Keep an eye on this energy inventory data

June 3, 2015 10:15 AM

The Organization of Petroleum Exporting Companies meeting slated for Friday of this week is the chief focus as the market continues to trade in the relatively tight range of the past several weeks. 

Rhetoric from member countries of the cartel continue touting strong and increasing demand globally in an effort to bolster their position as production undoubtedly will remain high. 

Postulations about the price of crude being fairly priced at or around $80 have become the norm from OPEC members with Angola joining the chorus.

While demand does appear to be remaining strong, either through organic economic growth or central bank intervention, the supply side of this equation will more than likely reinsert itself more predominately in the price discovery as the United States consolidates and brings production back to previous higher levels.  

The API data from yesterday afternoon could have been signaling the onset of this increased U.S. supply. Though the modest unexpected build in both crude and gasoline was nothing to speak of on its own, if today’s EIA data and Fridays rig count data validate this as the possible start of a new trend in U.S. production, then we could see another run down in prices despite the assertions being made overseas. 

The API data, coupled with the strong correction of the dollar, did serve to press the price of crude back firmly in the range that has held for weeks now with the market trading down over a dollar back toward its anchor point of $60.  

Natural gas has started to show signs of life to the upside following what has been a very tight three day 5 cent range. With the strong support of 2.60 remaining intact it does seem that a natural test of the psychological 3 dollar level would be in the cards over the coming weeks. 

Today’s high of just over 2.72 is a good start, particularly if the market finds its way back to those levels at the close.  

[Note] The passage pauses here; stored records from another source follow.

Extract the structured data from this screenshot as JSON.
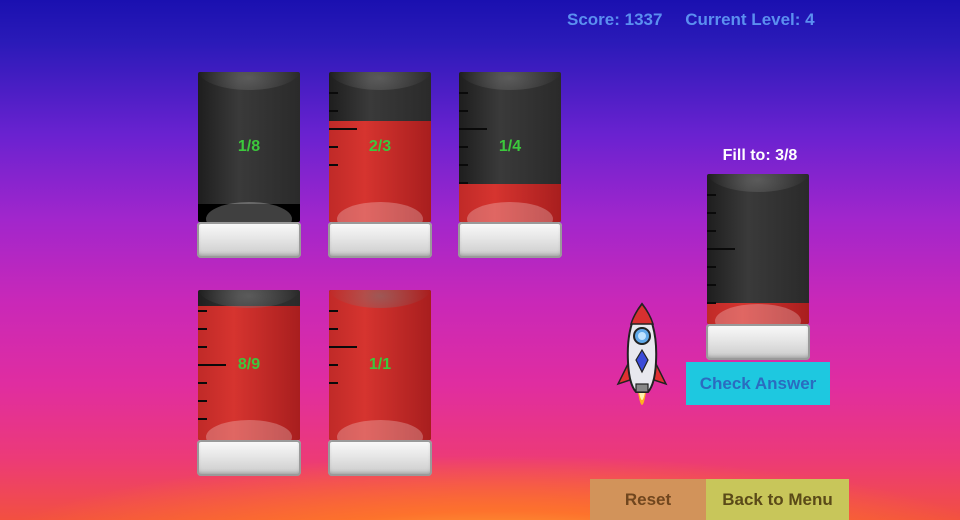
{
  "hud": {
    "score": "Score: 1337",
    "level": "Current Level: 4"
  },
  "cylinders": [
    {
      "label": "1/8",
      "fill_fraction": 0.12,
      "fill_color": "black",
      "ticks": []
    },
    {
      "label": "2/3",
      "fill_fraction": 0.67,
      "fill_color": "red",
      "ticks": [
        "minor",
        "minor",
        "major",
        "minor",
        "minor"
      ]
    },
    {
      "label": "1/4",
      "fill_fraction": 0.25,
      "fill_color": "red",
      "ticks": [
        "minor",
        "minor",
        "major",
        "minor",
        "minor",
        "minor"
      ]
    },
    {
      "label": "8/9",
      "fill_fraction": 0.89,
      "fill_color": "red",
      "ticks": [
        "minor",
        "minor",
        "minor",
        "major",
        "minor",
        "minor",
        "minor"
      ]
    },
    {
      "label": "1/1",
      "fill_fraction": 1.0,
      "fill_color": "red",
      "ticks": [
        "minor",
        "minor",
        "major",
        "minor",
        "minor"
      ]
    }
  ],
  "target": {
    "title": "Fill to: 3/8",
    "fill_fraction": 0.14,
    "fill_color": "red",
    "ticks": [
      "minor",
      "minor",
      "minor",
      "major",
      "minor",
      "minor",
      "minor"
    ]
  },
  "buttons": {
    "check": "Check Answer",
    "reset": "Reset",
    "menu": "Back to Menu"
  },
  "colors": {
    "fill_red": "#c02a28",
    "label_green": "#3cc83c",
    "check_bg": "#1ec8e0",
    "reset_bg": "#d2935a",
    "menu_bg": "#c8c65a"
  },
  "icons": {
    "player": "rocket-icon"
  }
}
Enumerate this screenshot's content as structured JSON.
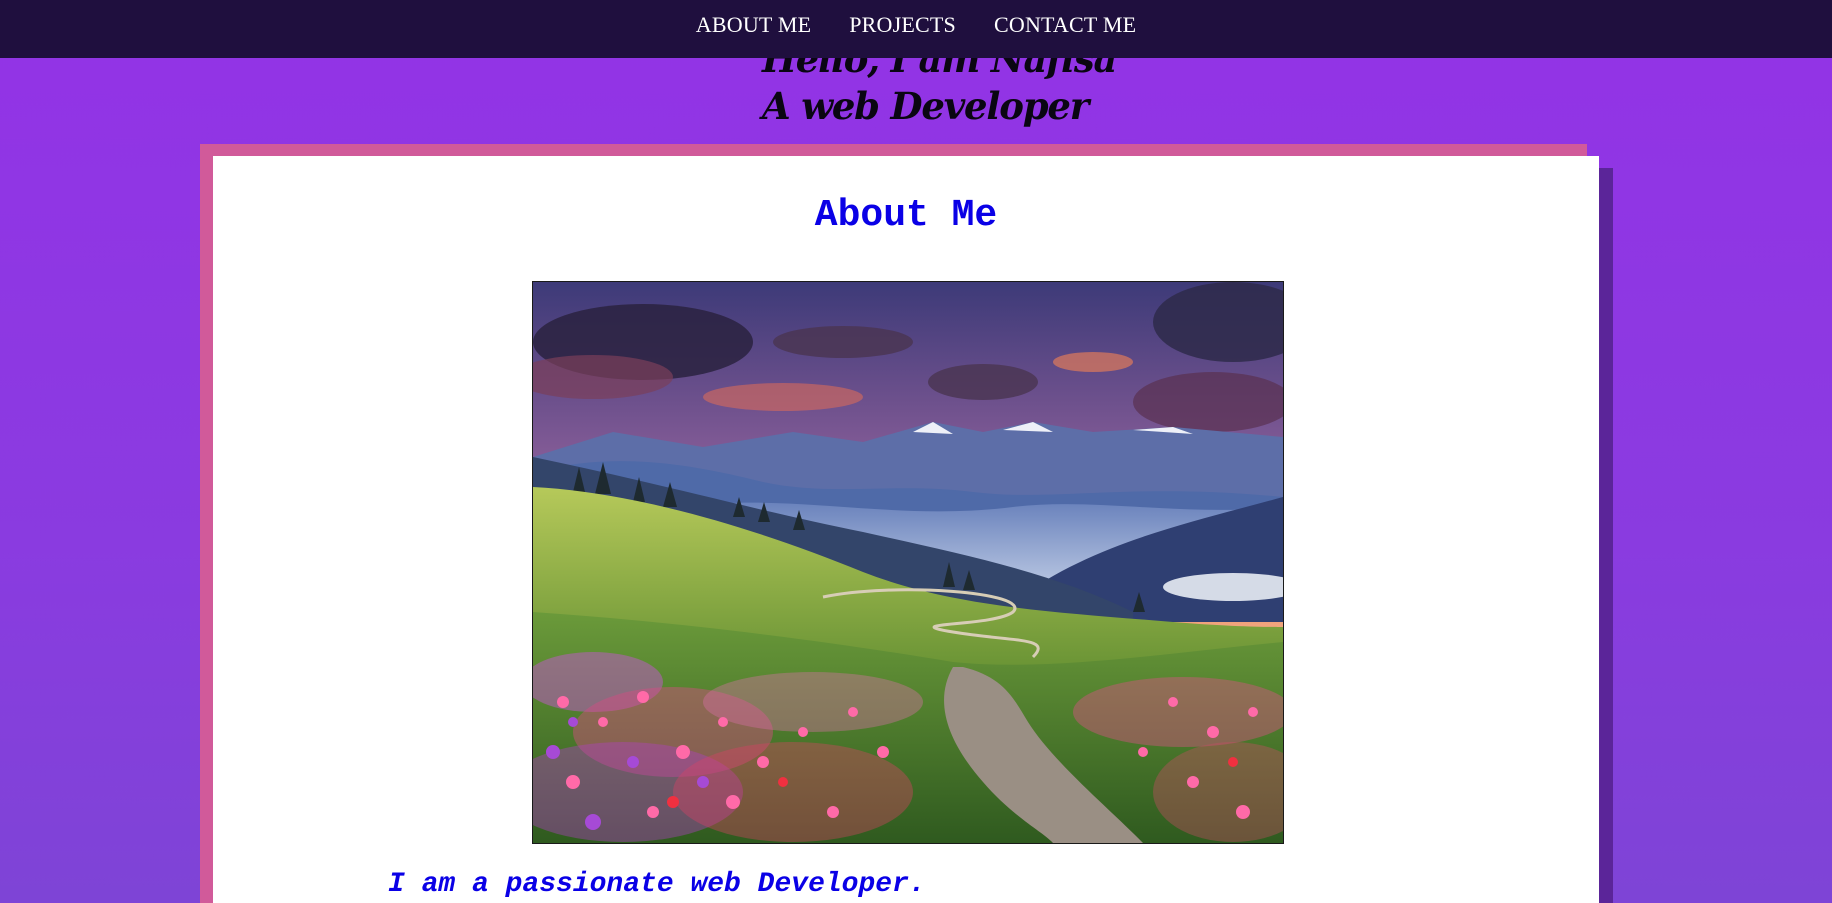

About the Author

Tory Enerson is a senior market strategist with the Zaner Group in Chicago, an Independent Introducing Broker. He has been in the futures industry for over 20 years. Beginning his career at the CBOT in 1990, Enerson worked his way up through the industry when he became a member of the CBOT in 1998 and traded for over a decade before beginning to work with clients as a market strategist.